## Problem statement:
Extract the text of each entry below exactly, leaving every image behind.
──────
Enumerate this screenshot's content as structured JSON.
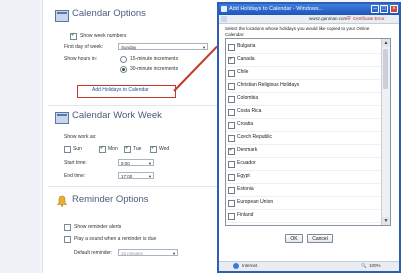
{
  "options": {
    "calendar_options_title": "Calendar Options",
    "show_week_numbers": "Show week numbers",
    "first_day_label": "First day of week:",
    "first_day_value": "Sunday",
    "show_hours_label": "Show hours in:",
    "hours_15": "15-minute increments",
    "hours_30": "30-minute increments",
    "add_holidays_link": "Add Holidays to Calendar",
    "work_week_title": "Calendar Work Week",
    "show_work_as": "Show work as:",
    "days": [
      "Sun",
      "Mon",
      "Tue",
      "Wed"
    ],
    "start_time_label": "Start time:",
    "start_time_value": "8:00",
    "end_time_label": "End time:",
    "end_time_value": "17:00",
    "reminder_title": "Reminder Options",
    "show_reminder_alerts": "Show reminder alerts",
    "play_sound": "Play a sound when a reminder is due",
    "default_reminder_label": "Default reminder:",
    "default_reminder_value": "15 minutes"
  },
  "dialog": {
    "title": "Add Holidays to Calendar - Windows...",
    "address": "wwsz.ganman.com",
    "cert_error": "Certificate Error",
    "prompt": "Select the locations whose holidays you would like copied to your Online Calendar:",
    "locations": [
      {
        "name": "Bulgaria",
        "checked": false
      },
      {
        "name": "Canada",
        "checked": true
      },
      {
        "name": "Chile",
        "checked": false
      },
      {
        "name": "Christian Religious Holidays",
        "checked": false
      },
      {
        "name": "Colombia",
        "checked": false
      },
      {
        "name": "Costa Rica",
        "checked": false
      },
      {
        "name": "Croatia",
        "checked": false
      },
      {
        "name": "Czech Republic",
        "checked": false
      },
      {
        "name": "Denmark",
        "checked": true
      },
      {
        "name": "Ecuador",
        "checked": false
      },
      {
        "name": "Egypt",
        "checked": false
      },
      {
        "name": "Estonia",
        "checked": false
      },
      {
        "name": "European Union",
        "checked": false
      },
      {
        "name": "Finland",
        "checked": false
      }
    ],
    "ok_label": "OK",
    "cancel_label": "Cancel",
    "status_zone": "Internet",
    "zoom": "100%"
  },
  "colors": {
    "accent": "#2e5fb3",
    "link_box": "#c0392b"
  }
}
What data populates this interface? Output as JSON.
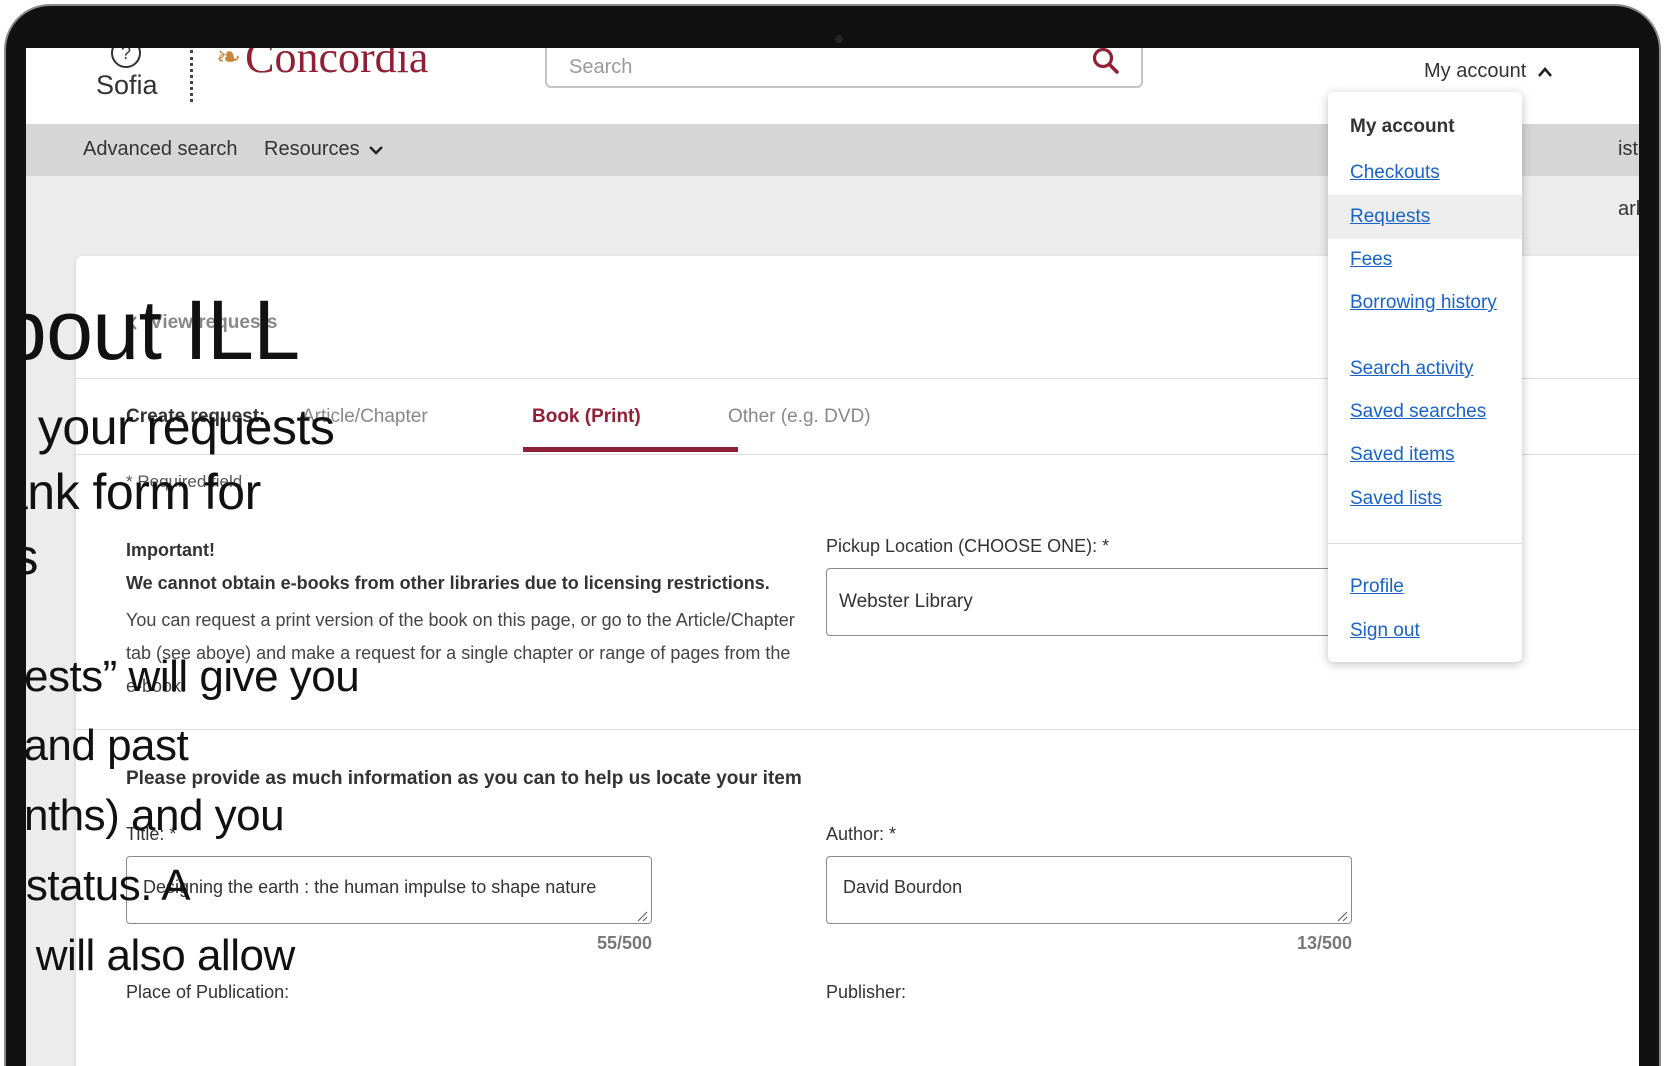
{
  "header": {
    "sofia_logo_text": "Sofia",
    "concordia_logo_text": "Concordia",
    "search_placeholder": "Search",
    "account_label": "My account"
  },
  "nav": {
    "advanced_search": "Advanced search",
    "resources": "Resources",
    "partial_right": "ist",
    "partial_bg": "arl"
  },
  "request_form": {
    "back_link": "View requests",
    "tabs_label": "Create request:",
    "tabs": [
      {
        "label": "Article/Chapter",
        "active": false
      },
      {
        "label": "Book (Print)",
        "active": true
      },
      {
        "label": "Other (e.g. DVD)",
        "active": false
      }
    ],
    "required_note": "* Required field",
    "important_title": "Important!",
    "important_bold": "We cannot obtain e-books from other libraries due to licensing restrictions.",
    "important_body": "You can request a print version of the book on this page, or go to the Article/Chapter tab (see above) and make a request for a single chapter or range of pages from the e-book.",
    "pickup_label": "Pickup Location (CHOOSE ONE): *",
    "pickup_value": "Webster Library",
    "section_title": "Please provide as much information as you can to help us locate your item",
    "title_label": "Title: *",
    "title_value": "Designing the earth : the human impulse to shape nature",
    "title_counter": "55/500",
    "author_label": "Author: *",
    "author_value": "David Bourdon",
    "author_counter": "13/500",
    "place_label": "Place of Publication:",
    "publisher_label": "Publisher:"
  },
  "account_menu": {
    "heading": "My account",
    "items": [
      "Checkouts",
      "Requests",
      "Fees",
      "Borrowing history",
      "Search activity",
      "Saved searches",
      "Saved items",
      "Saved lists",
      "Profile",
      "Sign out"
    ],
    "hovered_item": "Requests"
  },
  "overlay_text": {
    "heading": "bout ILL",
    "lines": [
      "s your requests",
      "ank form for",
      "ts",
      "uests” will give you",
      "t and past",
      "onths) and you",
      "r status. A",
      "n will also allow"
    ]
  },
  "colors": {
    "brand": "#8f2035",
    "link": "#1a63c4",
    "navbar": "#d6d6d6",
    "page_bg": "#ececec"
  }
}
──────
## Task output:
Enumerate this screenshot's content as structured JSON.
{
  "options": {
    "calendar_options_title": "Calendar Options",
    "show_week_numbers": "Show week numbers",
    "first_day_label": "First day of week:",
    "first_day_value": "Sunday",
    "show_hours_label": "Show hours in:",
    "hours_15": "15-minute increments",
    "hours_30": "30-minute increments",
    "add_holidays_link": "Add Holidays to Calendar",
    "work_week_title": "Calendar Work Week",
    "show_work_as": "Show work as:",
    "days": [
      "Sun",
      "Mon",
      "Tue",
      "Wed"
    ],
    "start_time_label": "Start time:",
    "start_time_value": "8:00",
    "end_time_label": "End time:",
    "end_time_value": "17:00",
    "reminder_title": "Reminder Options",
    "show_reminder_alerts": "Show reminder alerts",
    "play_sound": "Play a sound when a reminder is due",
    "default_reminder_label": "Default reminder:",
    "default_reminder_value": "15 minutes"
  },
  "dialog": {
    "title": "Add Holidays to Calendar - Windows...",
    "address": "wwsz.ganman.com",
    "cert_error": "Certificate Error",
    "prompt": "Select the locations whose holidays you would like copied to your Online Calendar:",
    "locations": [
      {
        "name": "Bulgaria",
        "checked": false
      },
      {
        "name": "Canada",
        "checked": true
      },
      {
        "name": "Chile",
        "checked": false
      },
      {
        "name": "Christian Religious Holidays",
        "checked": false
      },
      {
        "name": "Colombia",
        "checked": false
      },
      {
        "name": "Costa Rica",
        "checked": false
      },
      {
        "name": "Croatia",
        "checked": false
      },
      {
        "name": "Czech Republic",
        "checked": false
      },
      {
        "name": "Denmark",
        "checked": true
      },
      {
        "name": "Ecuador",
        "checked": false
      },
      {
        "name": "Egypt",
        "checked": false
      },
      {
        "name": "Estonia",
        "checked": false
      },
      {
        "name": "European Union",
        "checked": false
      },
      {
        "name": "Finland",
        "checked": false
      }
    ],
    "ok_label": "OK",
    "cancel_label": "Cancel",
    "status_zone": "Internet",
    "zoom": "100%"
  },
  "colors": {
    "accent": "#2e5fb3",
    "link_box": "#c0392b"
  }
}
What data populates this interface? Output as JSON.
{
  "header": {
    "sofia_logo_text": "Sofia",
    "concordia_logo_text": "Concordia",
    "search_placeholder": "Search",
    "account_label": "My account"
  },
  "nav": {
    "advanced_search": "Advanced search",
    "resources": "Resources",
    "partial_right": "ist",
    "partial_bg": "arl"
  },
  "request_form": {
    "back_link": "View requests",
    "tabs_label": "Create request:",
    "tabs": [
      {
        "label": "Article/Chapter",
        "active": false
      },
      {
        "label": "Book (Print)",
        "active": true
      },
      {
        "label": "Other (e.g. DVD)",
        "active": false
      }
    ],
    "required_note": "* Required field",
    "important_title": "Important!",
    "important_bold": "We cannot obtain e-books from other libraries due to licensing restrictions.",
    "important_body": "You can request a print version of the book on this page, or go to the Article/Chapter tab (see above) and make a request for a single chapter or range of pages from the e-book.",
    "pickup_label": "Pickup Location (CHOOSE ONE): *",
    "pickup_value": "Webster Library",
    "section_title": "Please provide as much information as you can to help us locate your item",
    "title_label": "Title: *",
    "title_value": "Designing the earth : the human impulse to shape nature",
    "title_counter": "55/500",
    "author_label": "Author: *",
    "author_value": "David Bourdon",
    "author_counter": "13/500",
    "place_label": "Place of Publication:",
    "publisher_label": "Publisher:"
  },
  "account_menu": {
    "heading": "My account",
    "items": [
      "Checkouts",
      "Requests",
      "Fees",
      "Borrowing history",
      "Search activity",
      "Saved searches",
      "Saved items",
      "Saved lists",
      "Profile",
      "Sign out"
    ],
    "hovered_item": "Requests"
  },
  "overlay_text": {
    "heading": "bout ILL",
    "lines": [
      "s your requests",
      "ank form for",
      "ts",
      "uests” will give you",
      "t and past",
      "onths) and you",
      "r status. A",
      "n will also allow"
    ]
  },
  "colors": {
    "brand": "#8f2035",
    "link": "#1a63c4",
    "navbar": "#d6d6d6",
    "page_bg": "#ececec"
  }
}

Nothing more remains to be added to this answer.